It’s a 75+ years study that has followed groups of individuals over that period and looked at all sorts of variables from blood pressure, cholesterol level, smoking, etc., and found that the best predictor of health and wellbeing was meaningful relationships. If you are fortunate enough to have significant others, that’s great. But it doesn’t just mean that. It means families. It means friends. It means community. It means people at work. Maybe in social clubs, churches, or sporting facilities. Who knows? But it is about relationships.

So P E R M — M stands for Meaning. Meaning is there meaning in what you are doing. Is there meaning, do you find meaning in your pastimes, in your work time, in your family time. Meaning is critically important in the A.

P E R M A — A stands for Acknowledgement or Accomplishment. Are you being acknowledged? Is there are you accomplishing things within your work environment? And perhaps this is part of the frustration that people find so disengaged from their work. Ahh, is there meaning? Is there are they accomplishing real important things in their work?

Finally, more recently, the letter H has been added to the PERMA+H Model. And H stands for Health because it’s been realized that without health it is difficult to be PERMA. Health is critically important, which comes back to our Model of Holistic Health Care, which is all about identifying and minimizing the stresses in life that have the potential to compromise your immune function and promote chronic inflammation, the common denominator in all diseases, chronic inflammation and compromised immune function.


To that effect, our Holistic Health Model, as you will know to any regular listener/reader, is looking at emotional, environmental, postural, nutritional, and dental stresses. While we’re trying to identify, minimize those stressors that compromised immune function and promote inflammation. On the other hand, we are trying to build resilience by focussing on the Five Pillars of Health: Sleep and Breathe, absolutely foundational Nourish, Move and Think.

If the metaphor is a balancing beam, it pivots on our genes and how our genes express themselves, and that is called Epigenetics. This is the focus of our Online Wellness Program. I wanted to share with you some of those rather disturbing statistics about people’s connection or lack of connection with work. A reminder about how important Connections are. So we needed reminding about that in this current pandemic and establishing some really exciting things that are going to be happening.
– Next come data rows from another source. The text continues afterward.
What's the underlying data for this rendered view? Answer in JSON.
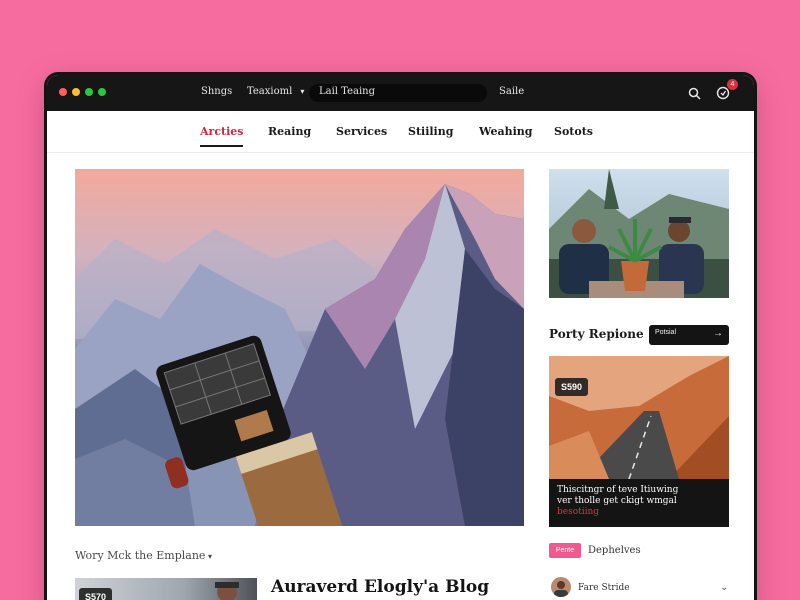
{
  "titlebar": {
    "dots": [
      {
        "name": "close",
        "color": "#ff5f57"
      },
      {
        "name": "minimize",
        "color": "#febc2e"
      },
      {
        "name": "maximize",
        "color": "#28c840"
      },
      {
        "name": "extra",
        "color": "#28c840"
      }
    ],
    "items": [
      "Shngs",
      "Teaxioml",
      "Saile"
    ],
    "address": "Lail Teaing",
    "search_icon": "search-icon",
    "notification_icon": "notification-icon",
    "notification_count": "4"
  },
  "nav": {
    "items": [
      "Arcties",
      "Reaing",
      "Services",
      "Stiiling",
      "Weahing",
      "Sotots"
    ],
    "active": "Arcties",
    "accent_color": "#d4263c"
  },
  "sidebar": {
    "section_title": "Porty Repione",
    "mini_search_text": "Potsial",
    "road_card": {
      "tag": "S590",
      "caption_line1": "Thiscitngr of teve Itiuwing",
      "caption_line2": "ver tholle get ckigt wmgal",
      "caption_accent": "besotiing"
    },
    "pill": "Pente",
    "pill_label": "Dephelves",
    "author_name": "Fare Stride"
  },
  "main": {
    "byline": "Wory Mck the Emplane",
    "bottom_tag": "S570",
    "bottom_title": "Auraverd Elogly'a Blog"
  },
  "colors": {
    "background": "#f76c9f",
    "titlebar": "#161616",
    "accent": "#d4263c",
    "pink": "#f05a8c"
  }
}
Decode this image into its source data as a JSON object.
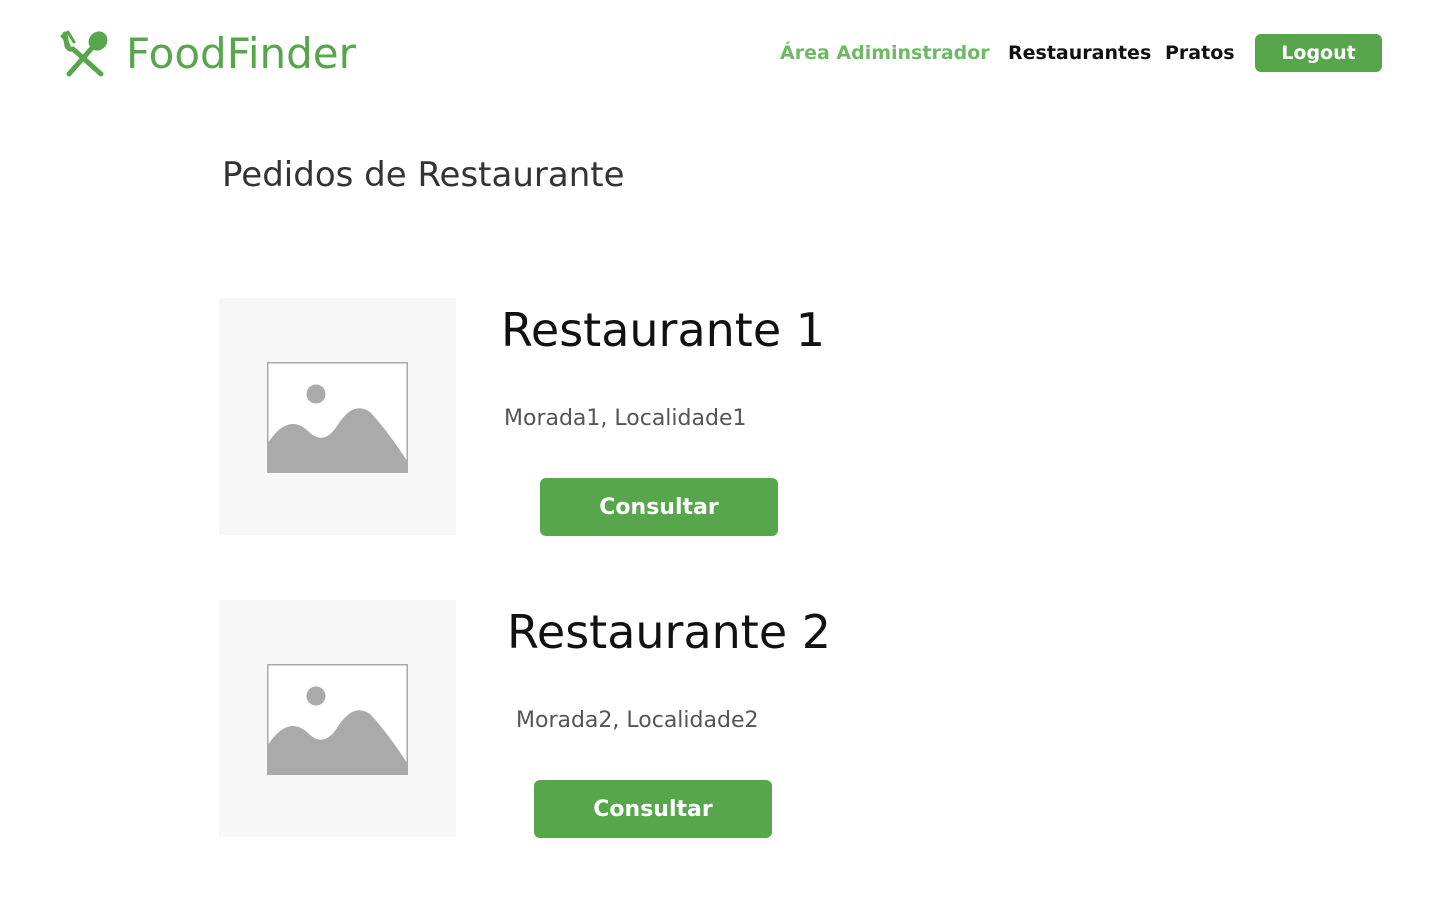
{
  "header": {
    "brand": "FoodFinder",
    "brand_icon": "fork-spoon-icon",
    "nav": {
      "admin": "Área Adiminstrador",
      "restaurants": "Restaurantes",
      "dishes": "Pratos"
    },
    "logout_label": "Logout"
  },
  "page": {
    "title": "Pedidos de Restaurante"
  },
  "restaurants": [
    {
      "name": "Restaurante 1",
      "address": "Morada1, Localidade1",
      "button_label": "Consultar",
      "image_icon": "image-placeholder-icon"
    },
    {
      "name": "Restaurante 2",
      "address": "Morada2, Localidade2",
      "button_label": "Consultar",
      "image_icon": "image-placeholder-icon"
    }
  ],
  "colors": {
    "brand_green": "#58a64b",
    "active_nav_green": "#6fb865",
    "placeholder_bg": "#f7f7f7",
    "placeholder_gray": "#aaaaaa"
  }
}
I know, I’m always getting excited, but this really is exciting. Anyway, I hope I wanted to share that with you. I hope this finds you well. 


This podcast provides general information and discussion about medicine, health, and related subjects. The content is not intended and should not be construed as medical advice or as a substitute for care by a qualified medical practitioner. If you or any other person has a medical concern, he or she should consult with an appropriately qualified medical practitioner. Guests who speak in this podcast express their own opinions, experiences, and conclusions.